## [TASK STATEMENT]
Exclude the pictures and retype the entries as written.

(Beginning of STUDY MATERIAL)

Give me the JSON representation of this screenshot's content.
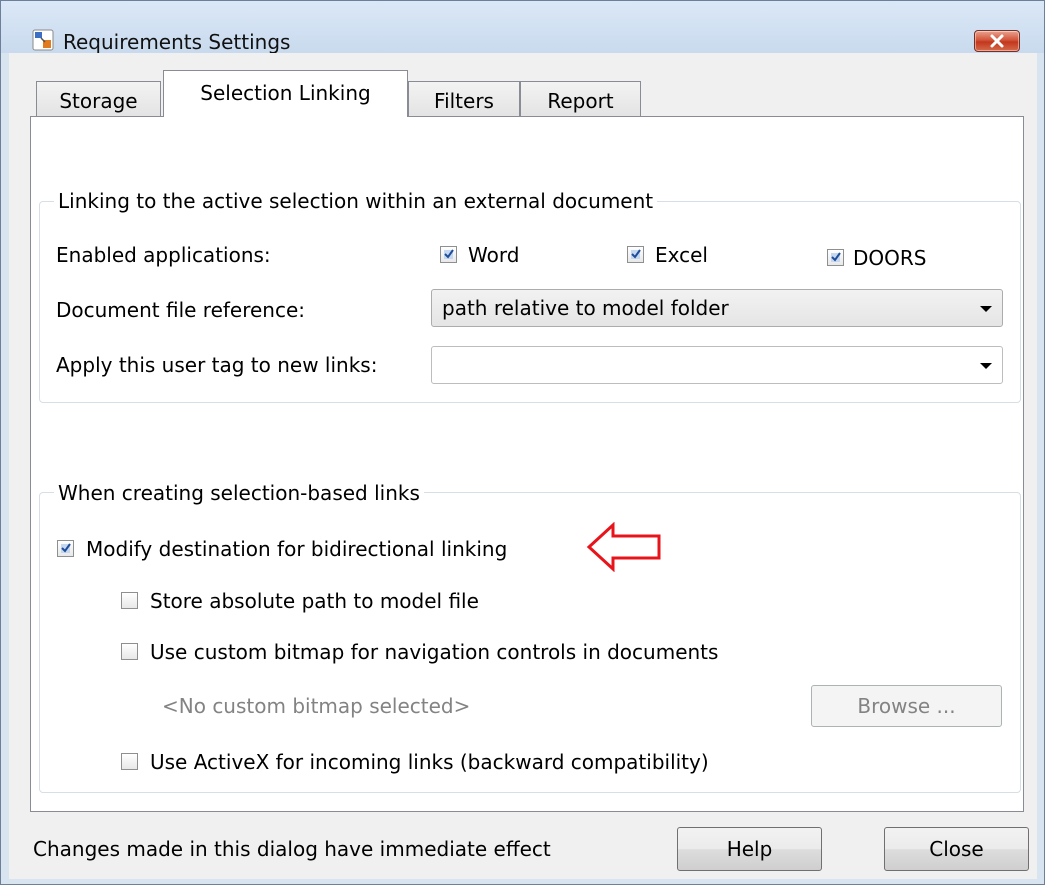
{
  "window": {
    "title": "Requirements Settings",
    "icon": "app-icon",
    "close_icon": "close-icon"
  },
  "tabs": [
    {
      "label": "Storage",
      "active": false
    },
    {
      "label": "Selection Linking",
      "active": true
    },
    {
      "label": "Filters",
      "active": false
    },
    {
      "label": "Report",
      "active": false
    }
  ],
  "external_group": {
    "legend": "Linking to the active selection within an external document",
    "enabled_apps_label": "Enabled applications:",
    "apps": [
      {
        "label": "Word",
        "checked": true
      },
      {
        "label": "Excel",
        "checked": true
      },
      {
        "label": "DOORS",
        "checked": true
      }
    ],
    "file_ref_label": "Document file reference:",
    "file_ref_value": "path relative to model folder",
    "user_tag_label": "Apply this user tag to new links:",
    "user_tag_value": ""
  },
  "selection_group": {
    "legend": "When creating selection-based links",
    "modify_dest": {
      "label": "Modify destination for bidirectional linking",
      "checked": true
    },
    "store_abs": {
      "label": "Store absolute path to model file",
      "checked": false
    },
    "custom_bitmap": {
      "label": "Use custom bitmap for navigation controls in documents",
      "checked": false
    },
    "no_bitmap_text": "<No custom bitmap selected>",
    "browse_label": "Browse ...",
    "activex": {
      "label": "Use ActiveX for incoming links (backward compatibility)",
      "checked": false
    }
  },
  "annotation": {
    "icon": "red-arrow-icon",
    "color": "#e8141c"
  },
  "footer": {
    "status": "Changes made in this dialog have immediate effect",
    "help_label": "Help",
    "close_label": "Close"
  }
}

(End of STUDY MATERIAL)

## [TASK RESPONSE]
Give me the JSON representation of this screenshot's content.
{
  "window": {
    "title": "Requirements Settings",
    "icon": "app-icon",
    "close_icon": "close-icon"
  },
  "tabs": [
    {
      "label": "Storage",
      "active": false
    },
    {
      "label": "Selection Linking",
      "active": true
    },
    {
      "label": "Filters",
      "active": false
    },
    {
      "label": "Report",
      "active": false
    }
  ],
  "external_group": {
    "legend": "Linking to the active selection within an external document",
    "enabled_apps_label": "Enabled applications:",
    "apps": [
      {
        "label": "Word",
        "checked": true
      },
      {
        "label": "Excel",
        "checked": true
      },
      {
        "label": "DOORS",
        "checked": true
      }
    ],
    "file_ref_label": "Document file reference:",
    "file_ref_value": "path relative to model folder",
    "user_tag_label": "Apply this user tag to new links:",
    "user_tag_value": ""
  },
  "selection_group": {
    "legend": "When creating selection-based links",
    "modify_dest": {
      "label": "Modify destination for bidirectional linking",
      "checked": true
    },
    "store_abs": {
      "label": "Store absolute path to model file",
      "checked": false
    },
    "custom_bitmap": {
      "label": "Use custom bitmap for navigation controls in documents",
      "checked": false
    },
    "no_bitmap_text": "<No custom bitmap selected>",
    "browse_label": "Browse ...",
    "activex": {
      "label": "Use ActiveX for incoming links (backward compatibility)",
      "checked": false
    }
  },
  "annotation": {
    "icon": "red-arrow-icon",
    "color": "#e8141c"
  },
  "footer": {
    "status": "Changes made in this dialog have immediate effect",
    "help_label": "Help",
    "close_label": "Close"
  }
}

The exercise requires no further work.